[[ Dataset excerpts, beginning ]]

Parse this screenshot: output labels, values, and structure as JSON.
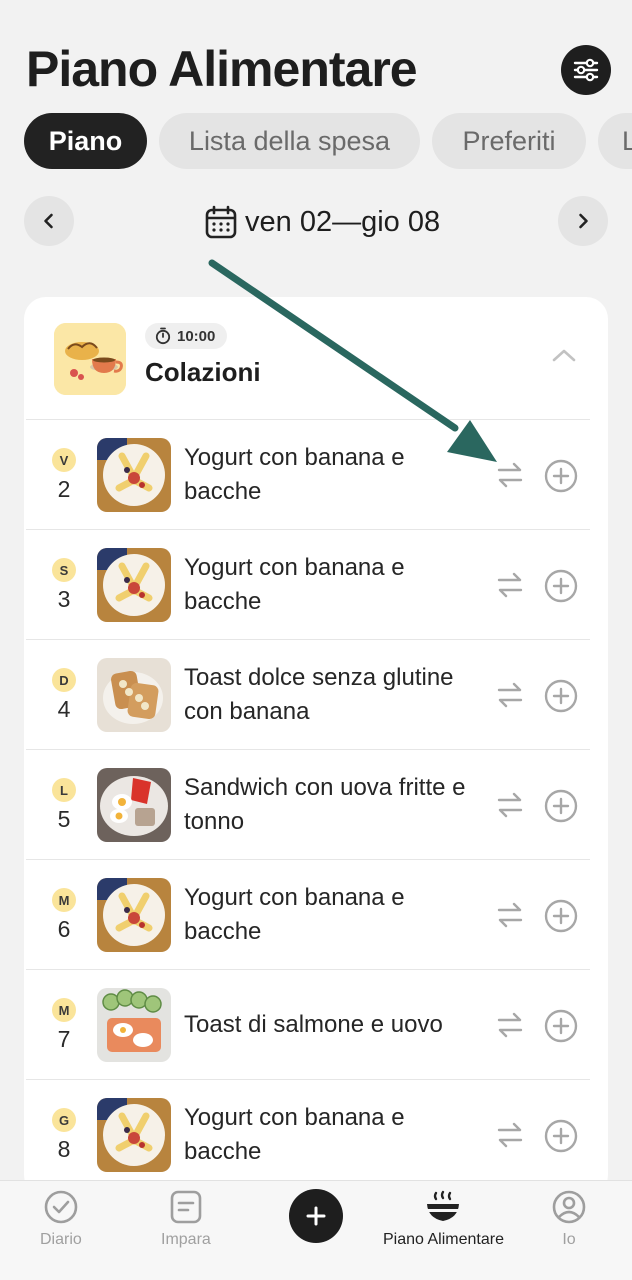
{
  "app": {
    "title": "Piano Alimentare"
  },
  "tabs": [
    {
      "label": "Piano",
      "active": true
    },
    {
      "label": "Lista della spesa",
      "active": false
    },
    {
      "label": "Preferiti",
      "active": false
    },
    {
      "label": "L",
      "active": false
    }
  ],
  "week": {
    "range": "ven 02—gio 08"
  },
  "meal": {
    "time": "10:00",
    "name": "Colazioni",
    "items": [
      {
        "day_letter": "V",
        "day_num": "2",
        "recipe": "Yogurt con banana e bacche"
      },
      {
        "day_letter": "S",
        "day_num": "3",
        "recipe": "Yogurt con banana e bacche"
      },
      {
        "day_letter": "D",
        "day_num": "4",
        "recipe": "Toast dolce senza glutine con banana"
      },
      {
        "day_letter": "L",
        "day_num": "5",
        "recipe": "Sandwich con uova fritte e tonno"
      },
      {
        "day_letter": "M",
        "day_num": "6",
        "recipe": "Yogurt con banana e bacche"
      },
      {
        "day_letter": "M",
        "day_num": "7",
        "recipe": "Toast di salmone e uovo"
      },
      {
        "day_letter": "G",
        "day_num": "8",
        "recipe": "Yogurt con banana e bacche"
      }
    ]
  },
  "bottom_nav": {
    "diario": "Diario",
    "impara": "Impara",
    "piano": "Piano Alimentare",
    "io": "Io"
  },
  "colors": {
    "background": "#f2f2f2",
    "dark": "#1e1e1e",
    "day_badge": "#fae49a",
    "annotation_arrow": "#2a675f"
  }
}
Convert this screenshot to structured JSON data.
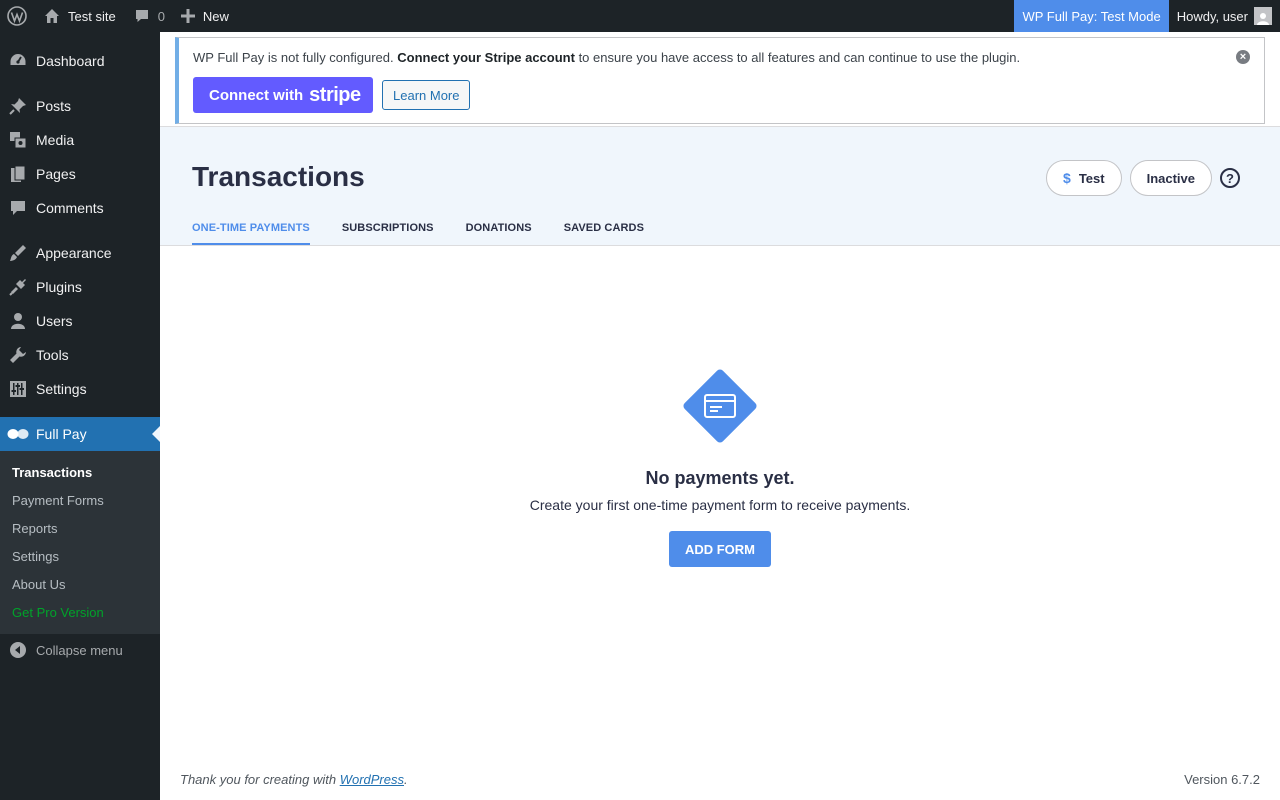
{
  "adminbar": {
    "site_name": "Test site",
    "comments_count": "0",
    "new_label": "New",
    "test_mode_label": "WP Full Pay: Test Mode",
    "howdy": "Howdy, user"
  },
  "sidebar": {
    "items": [
      {
        "label": "Dashboard",
        "icon": "dashboard-icon"
      },
      {
        "label": "Posts",
        "icon": "pin-icon"
      },
      {
        "label": "Media",
        "icon": "media-icon"
      },
      {
        "label": "Pages",
        "icon": "pages-icon"
      },
      {
        "label": "Comments",
        "icon": "comment-icon"
      },
      {
        "label": "Appearance",
        "icon": "paintbrush-icon"
      },
      {
        "label": "Plugins",
        "icon": "plug-icon"
      },
      {
        "label": "Users",
        "icon": "user-icon"
      },
      {
        "label": "Tools",
        "icon": "wrench-icon"
      },
      {
        "label": "Settings",
        "icon": "sliders-icon"
      },
      {
        "label": "Full Pay",
        "icon": "fullpay-logo-icon"
      }
    ],
    "submenu": [
      "Transactions",
      "Payment Forms",
      "Reports",
      "Settings",
      "About Us",
      "Get Pro Version"
    ],
    "collapse_label": "Collapse menu"
  },
  "notice": {
    "text_before": "WP Full Pay is not fully configured. ",
    "text_bold": "Connect your Stripe account",
    "text_after": " to ensure you have access to all features and can continue to use the plugin.",
    "connect_label": "Connect with",
    "stripe_word": "stripe",
    "learn_more": "Learn More"
  },
  "header": {
    "title": "Transactions",
    "test_pill": "Test",
    "inactive_pill": "Inactive",
    "help": "?",
    "tabs": [
      "ONE-TIME PAYMENTS",
      "SUBSCRIPTIONS",
      "DONATIONS",
      "SAVED CARDS"
    ]
  },
  "empty": {
    "title": "No payments yet.",
    "description": "Create your first one-time payment form to receive payments.",
    "button": "ADD FORM"
  },
  "footer": {
    "thanks_prefix": "Thank you for creating with ",
    "wordpress_link": "WordPress",
    "thanks_suffix": ".",
    "version": "Version 6.7.2"
  },
  "colors": {
    "accent": "#4f8dea",
    "admin_dark": "#1d2327",
    "wp_blue": "#2271b1",
    "stripe": "#635bff",
    "pro_green": "#00a32a"
  }
}
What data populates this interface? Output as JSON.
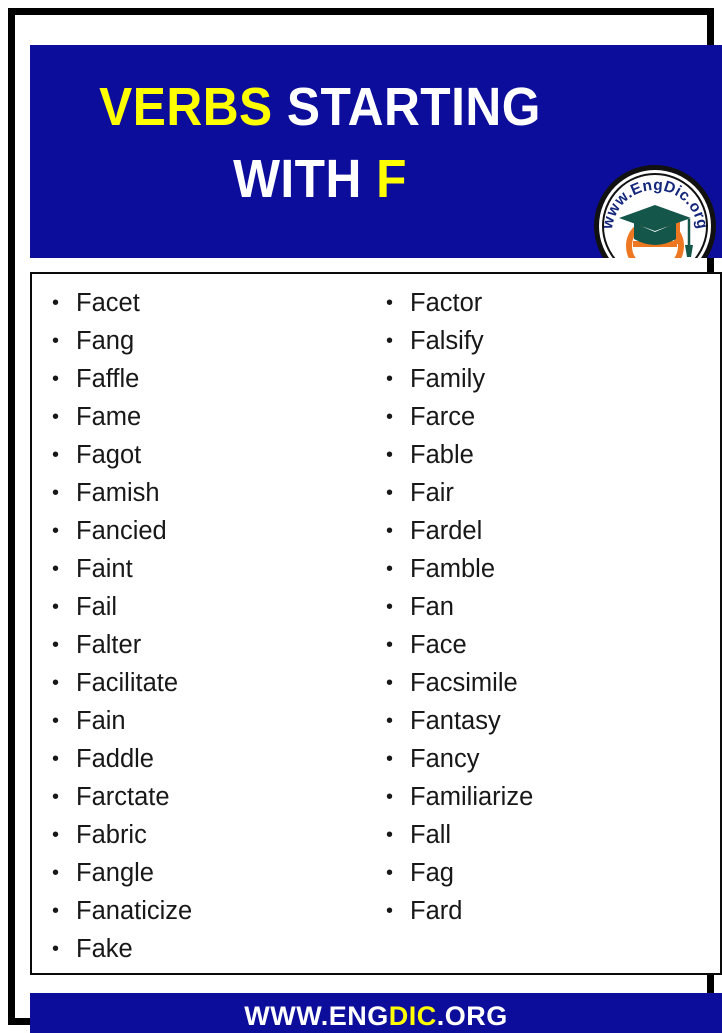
{
  "poster": {
    "header": {
      "background_color": "#0d0d9c",
      "title_line1_part1": "VERBS",
      "title_line1_part1_color": "#ffff00",
      "title_line1_part2": " STARTING",
      "title_line1_part2_color": "#ffffff",
      "title_line2_part1": "WITH ",
      "title_line2_part1_color": "#ffffff",
      "title_line2_part2": "F",
      "title_line2_part2_color": "#ffff00"
    },
    "logo": {
      "name": "engdic-logo",
      "curved_text": "www.EngDic.org",
      "letter": "e",
      "ring_color": "#111111",
      "text_color": "#14277a",
      "cap_color": "#14564a",
      "letter_color": "#ee7722",
      "background_color": "#ffffff"
    },
    "list": {
      "border_color": "#0a0a0a",
      "text_color": "#181818",
      "columns": [
        {
          "name": "left-column",
          "items": [
            "Facet",
            "Fang",
            "Faffle",
            "Fame",
            "Fagot",
            "Famish",
            "Fancied",
            "Faint",
            "Fail",
            "Falter",
            "Facilitate",
            "Fain",
            "Faddle",
            "Farctate",
            "Fabric",
            "Fangle",
            "Fanaticize",
            "Fake"
          ]
        },
        {
          "name": "right-column",
          "items": [
            "Factor",
            "Falsify",
            "Family",
            "Farce",
            "Fable",
            "Fair",
            "Fardel",
            "Famble",
            "Fan",
            "Face",
            "Facsimile",
            "Fantasy",
            "Fancy",
            "Familiarize",
            "Fall",
            "Fag",
            "Fard"
          ]
        }
      ]
    },
    "footer": {
      "background_color": "#0d0d9c",
      "part1": "WWW.ENG",
      "part1_color": "#ffffff",
      "part2": "DIC",
      "part2_color": "#ffff00",
      "part3": ".ORG",
      "part3_color": "#ffffff"
    }
  }
}
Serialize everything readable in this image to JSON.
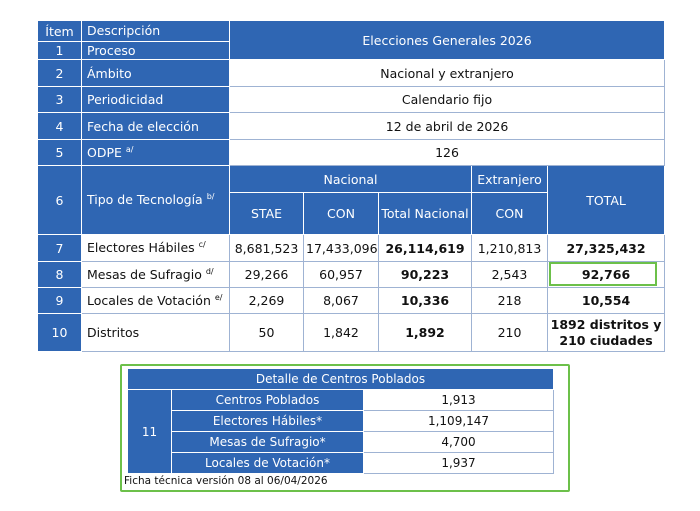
{
  "main_table": {
    "header": {
      "item": "Ítem",
      "descripcion": "Descripción"
    },
    "rows": [
      {
        "num": "1",
        "label": "Proceso",
        "value": "Elecciones Generales 2026"
      },
      {
        "num": "2",
        "label": "Ámbito",
        "value": "Nacional y extranjero"
      },
      {
        "num": "3",
        "label": "Periodicidad",
        "value": "Calendario fijo"
      },
      {
        "num": "4",
        "label": "Fecha de elección",
        "value": "12 de abril de 2026"
      },
      {
        "num": "5",
        "label": "ODPE",
        "note": "a/",
        "value": "126"
      }
    ],
    "tecnologia": {
      "num": "6",
      "label": "Tipo de Tecnología",
      "note": "b/",
      "nacional": "Nacional",
      "extranjero": "Extranjero",
      "total": "TOTAL",
      "stae": "STAE",
      "con": "CON",
      "total_nacional": "Total Nacional",
      "con_ext": "CON"
    },
    "data_rows": [
      {
        "num": "7",
        "label": "Electores Hábiles",
        "note": "c/",
        "stae": "8,681,523",
        "con": "17,433,096",
        "total_nacional": "26,114,619",
        "con_ext": "1,210,813",
        "total": "27,325,432"
      },
      {
        "num": "8",
        "label": "Mesas de Sufragio",
        "note": "d/",
        "stae": "29,266",
        "con": "60,957",
        "total_nacional": "90,223",
        "con_ext": "2,543",
        "total": "92,766"
      },
      {
        "num": "9",
        "label": "Locales de Votación",
        "note": "e/",
        "stae": "2,269",
        "con": "8,067",
        "total_nacional": "10,336",
        "con_ext": "218",
        "total": "10,554"
      },
      {
        "num": "10",
        "label": "Distritos",
        "note": "",
        "stae": "50",
        "con": "1,842",
        "total_nacional": "1,892",
        "con_ext": "210",
        "total_line1": "1892 distritos y",
        "total_line2": "210 ciudades"
      }
    ]
  },
  "detalle": {
    "title": "Detalle de Centros Poblados",
    "num": "11",
    "rows": [
      {
        "label": "Centros Poblados",
        "value": "1,913"
      },
      {
        "label": "Electores Hábiles*",
        "value": "1,109,147"
      },
      {
        "label": "Mesas de Sufragio*",
        "value": "4,700"
      },
      {
        "label": "Locales de Votación*",
        "value": "1,937"
      }
    ]
  },
  "footer": "Ficha técnica versión 08 al 06/04/2026",
  "colors": {
    "header_blue": "#2f66b3",
    "highlight_green": "#6cc04a",
    "border": "#9fb3d3"
  }
}
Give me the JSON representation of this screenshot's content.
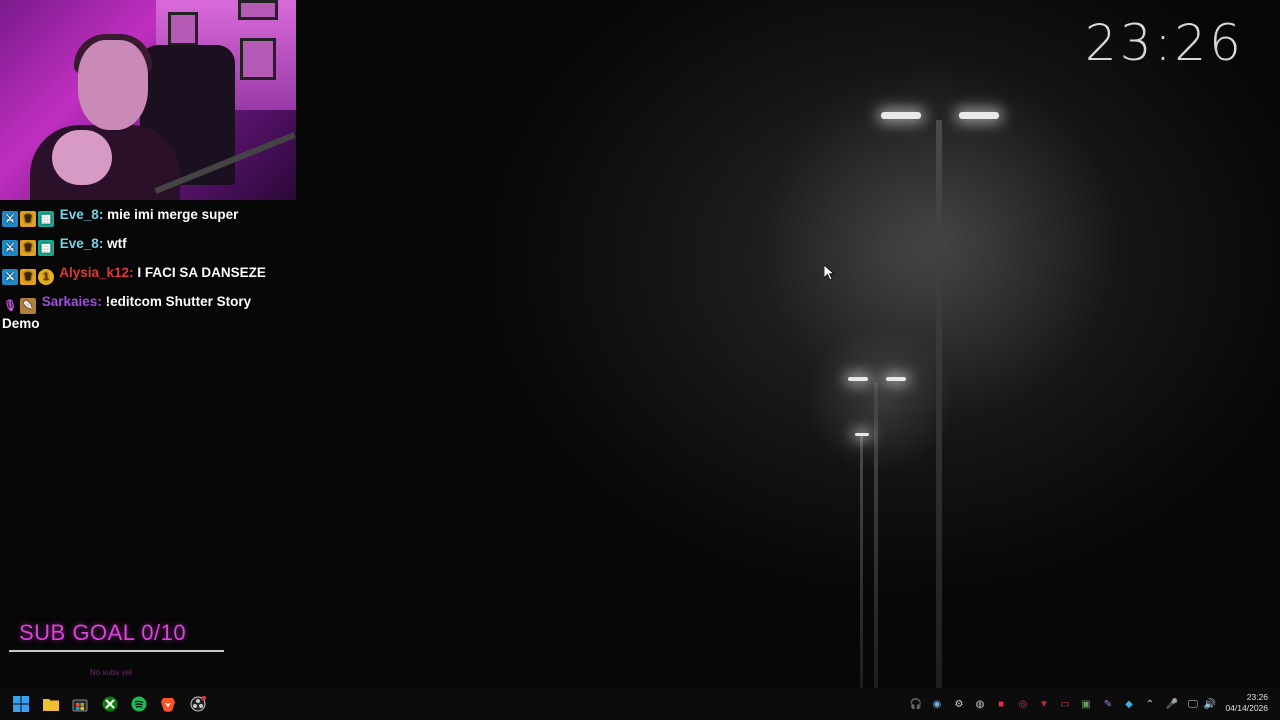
{
  "clock": "23:26",
  "chat": {
    "messages": [
      {
        "user": "Eve_8",
        "user_color": "#70d6e8",
        "badges": [
          "mod",
          "crown",
          "sub"
        ],
        "text": "mie imi merge super"
      },
      {
        "user": "Eve_8",
        "user_color": "#70d6e8",
        "badges": [
          "mod",
          "crown",
          "sub"
        ],
        "text": "wtf"
      },
      {
        "user": "Alysia_k12",
        "user_color": "#e03838",
        "badges": [
          "mod",
          "crown",
          "coin"
        ],
        "text": "I FACI SA DANSEZE"
      },
      {
        "user": "Sarkaies",
        "user_color": "#a050e0",
        "badges": [
          "mic",
          "art"
        ],
        "text": "!editcom Shutter Story Demo"
      }
    ]
  },
  "sub_goal": {
    "label": "SUB GOAL 0/10",
    "subtext": "No subs yet"
  },
  "taskbar": {
    "apps": [
      {
        "name": "start",
        "icon": "windows-icon"
      },
      {
        "name": "explorer",
        "icon": "folder-icon"
      },
      {
        "name": "store",
        "icon": "store-icon"
      },
      {
        "name": "xbox",
        "icon": "xbox-icon"
      },
      {
        "name": "spotify",
        "icon": "spotify-icon"
      },
      {
        "name": "brave",
        "icon": "brave-icon"
      },
      {
        "name": "obs",
        "icon": "obs-icon"
      }
    ],
    "tray_time": "23:26",
    "tray_date": "04/14/2026"
  }
}
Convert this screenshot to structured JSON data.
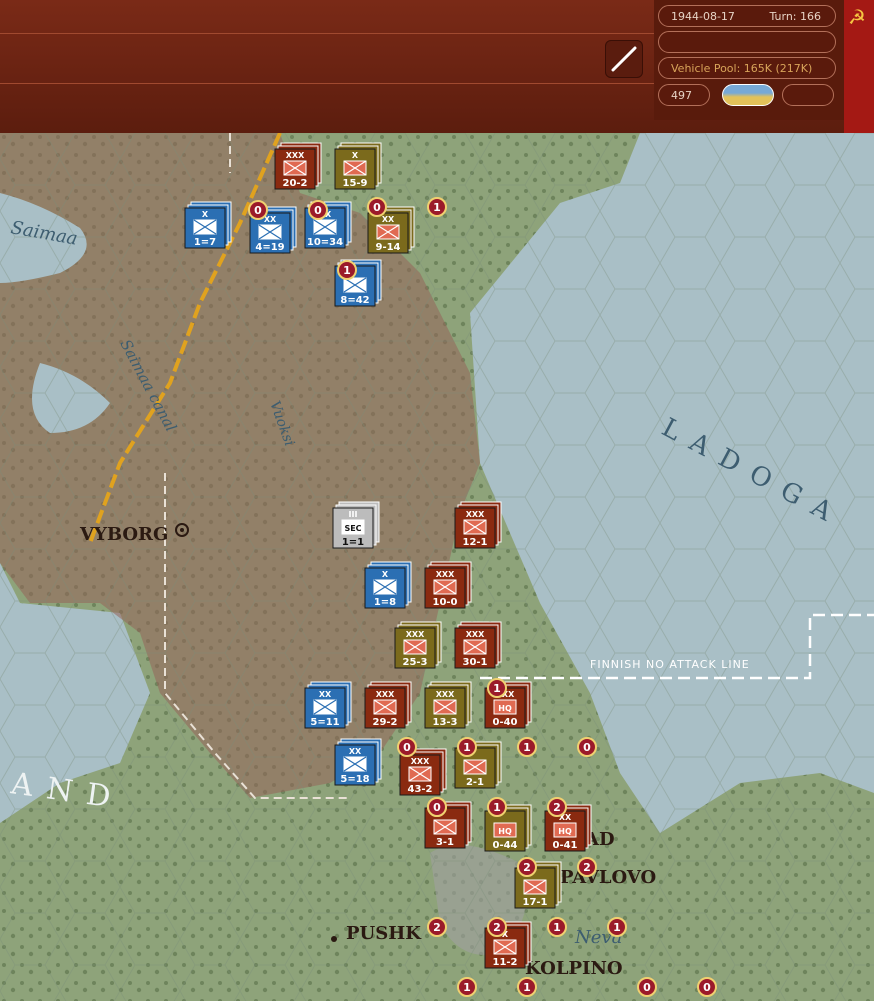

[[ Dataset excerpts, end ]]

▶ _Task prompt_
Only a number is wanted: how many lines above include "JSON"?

▶ _Written solution_
6